__ACTION ITEM__
Within this material, find every line where the string "부스러기사랑나눔회" appears, and copy it out.

__EXTRACTED DATA__
.....
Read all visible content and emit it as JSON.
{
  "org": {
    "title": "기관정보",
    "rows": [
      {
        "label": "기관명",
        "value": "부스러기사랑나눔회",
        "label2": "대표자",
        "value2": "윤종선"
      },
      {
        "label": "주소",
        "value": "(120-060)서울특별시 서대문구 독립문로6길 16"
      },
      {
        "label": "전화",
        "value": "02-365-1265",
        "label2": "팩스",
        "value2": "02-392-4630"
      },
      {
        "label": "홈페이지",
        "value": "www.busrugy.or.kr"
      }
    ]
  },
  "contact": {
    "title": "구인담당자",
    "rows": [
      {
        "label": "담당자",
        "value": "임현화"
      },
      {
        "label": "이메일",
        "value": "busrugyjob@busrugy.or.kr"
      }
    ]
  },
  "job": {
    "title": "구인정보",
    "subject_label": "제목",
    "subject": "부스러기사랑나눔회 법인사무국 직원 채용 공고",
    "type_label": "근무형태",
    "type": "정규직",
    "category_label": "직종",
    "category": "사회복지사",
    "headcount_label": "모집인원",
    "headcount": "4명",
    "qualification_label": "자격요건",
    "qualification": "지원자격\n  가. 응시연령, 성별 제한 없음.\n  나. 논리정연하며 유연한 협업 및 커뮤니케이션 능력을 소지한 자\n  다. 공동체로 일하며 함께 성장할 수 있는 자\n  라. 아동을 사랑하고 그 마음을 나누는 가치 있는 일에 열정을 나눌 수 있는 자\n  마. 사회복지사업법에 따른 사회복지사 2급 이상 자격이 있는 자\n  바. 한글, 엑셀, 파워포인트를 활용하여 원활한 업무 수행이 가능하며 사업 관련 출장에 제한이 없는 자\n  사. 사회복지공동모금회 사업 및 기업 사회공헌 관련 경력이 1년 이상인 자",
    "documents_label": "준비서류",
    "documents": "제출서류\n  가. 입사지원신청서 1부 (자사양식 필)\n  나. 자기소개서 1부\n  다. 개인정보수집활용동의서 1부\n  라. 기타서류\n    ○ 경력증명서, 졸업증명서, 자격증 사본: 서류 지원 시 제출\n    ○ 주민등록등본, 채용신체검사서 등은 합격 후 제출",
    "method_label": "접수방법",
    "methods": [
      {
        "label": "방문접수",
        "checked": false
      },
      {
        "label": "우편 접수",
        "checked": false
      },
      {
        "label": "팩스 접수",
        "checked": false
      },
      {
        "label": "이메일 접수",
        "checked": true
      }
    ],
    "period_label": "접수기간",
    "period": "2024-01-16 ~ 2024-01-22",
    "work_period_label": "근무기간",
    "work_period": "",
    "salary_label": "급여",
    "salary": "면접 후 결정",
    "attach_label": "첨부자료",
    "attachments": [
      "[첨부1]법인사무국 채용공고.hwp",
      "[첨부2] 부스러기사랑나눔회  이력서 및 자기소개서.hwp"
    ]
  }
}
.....
__RESULT FOR THIS TASK__
        "value": "부스러기사랑나눔회",
    "subject": "부스러기사랑나눔회 법인사무국 직원 채용 공고",
      "[첨부2] 부스러기사랑나눔회  이력서 및 자기소개서.hwp"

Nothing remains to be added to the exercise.